Peter Romich, of San Francisco, Vicki's friend and fellow rugweaver, introduced her to Nest Rubio of Cambridge, England. A master rugmaker and dyer, Nest rediscovered the 28-day cold water mordant process from the ancient Middle East. This process is used before dyeing the wool with madder (red) and weld (yellow), and assures light-fast colors. Skeins of spun wool are un-mordanted before dyeing in the indigo (blue) vat. Vicki's primary palette is madder (Rubia tinctorum), weld (Reseda luteola), and indigo (Indigo tinctorum).

Custom-Built Loom
Vicki's son, Simon, designed and built the loom for the California Rug. In order to preserve the integrity of the knots with long pile, the loom allows 22 feet of warp to remain fully exposed during the rug's weaving. The loom was built from California grown timbers recycled from the rafters of a demolished lumber mill. Strong enough to bear the great tension of the warp, the horizontal beams protrude beyond the plane of the verticals allowing for easy shed manipulation. The warp wraps around upper and lower horizontal beams leaving the vertical weaving surface directly in front of the weaver.

This project welcomed co-operative working. Spinners, weavers, dyers, wool and cotton growers throughout California were actively involved in building the rug.

Creating the Cartoon
Cartoon is the traditional name given to the paper design followed faithfully by the weaver. In this case, it was designed using a computer graph format, then printed out as a paper graph, each square representing one knot of color.

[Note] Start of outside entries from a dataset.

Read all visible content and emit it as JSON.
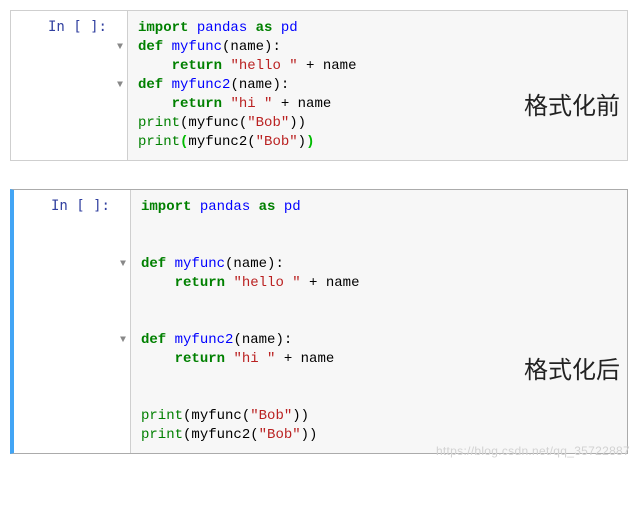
{
  "prompt_label": "In [ ]:",
  "annotation_before": "格式化前",
  "annotation_after": "格式化后",
  "watermark": "https://blog.csdn.net/qq_35722887",
  "cell1": {
    "l1_import": "import",
    "l1_space": " ",
    "l1_pandas": "pandas",
    "l1_as": "as",
    "l1_pd": "pd",
    "l2_def": "def",
    "l2_name": " myfunc",
    "l2_rest": "(name):",
    "l3_ret": "return",
    "l3_str": "\"hello \"",
    "l3_plus": " + name",
    "l4_def": "def",
    "l4_name": " myfunc2",
    "l4_rest": "(name):",
    "l5_ret": "return",
    "l5_str": "\"hi \"",
    "l5_plus": " + name",
    "l6_print": "print",
    "l6_mid": "(myfunc(",
    "l6_str": "\"Bob\"",
    "l6_end": "))",
    "l7_print": "print",
    "l7_open1": "(",
    "l7_mid": "myfunc2(",
    "l7_str": "\"Bob\"",
    "l7_close1": ")",
    "l7_close2": ")"
  },
  "cell2": {
    "l1_import": "import",
    "l1_pandas": " pandas ",
    "l1_as": "as",
    "l1_pd": " pd",
    "l3_def": "def",
    "l3_name": " myfunc",
    "l3_rest": "(name):",
    "l4_ret": "return",
    "l4_str": "\"hello \"",
    "l4_plus": " + name",
    "l6_def": "def",
    "l6_name": " myfunc2",
    "l6_rest": "(name):",
    "l7_ret": "return",
    "l7_str": "\"hi \"",
    "l7_plus": " + name",
    "l9_print": "print",
    "l9_mid": "(myfunc(",
    "l9_str": "\"Bob\"",
    "l9_end": "))",
    "l10_print": "print",
    "l10_mid": "(myfunc2(",
    "l10_str": "\"Bob\"",
    "l10_end": "))"
  }
}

Emily Whittlesey designed the cartoon using an Illustrator program for the first two thirds of the rug, then MacstitchX for the last third.

Top Right: Tying Knots -Bottom Right: Vicki Fraser holding woolen roving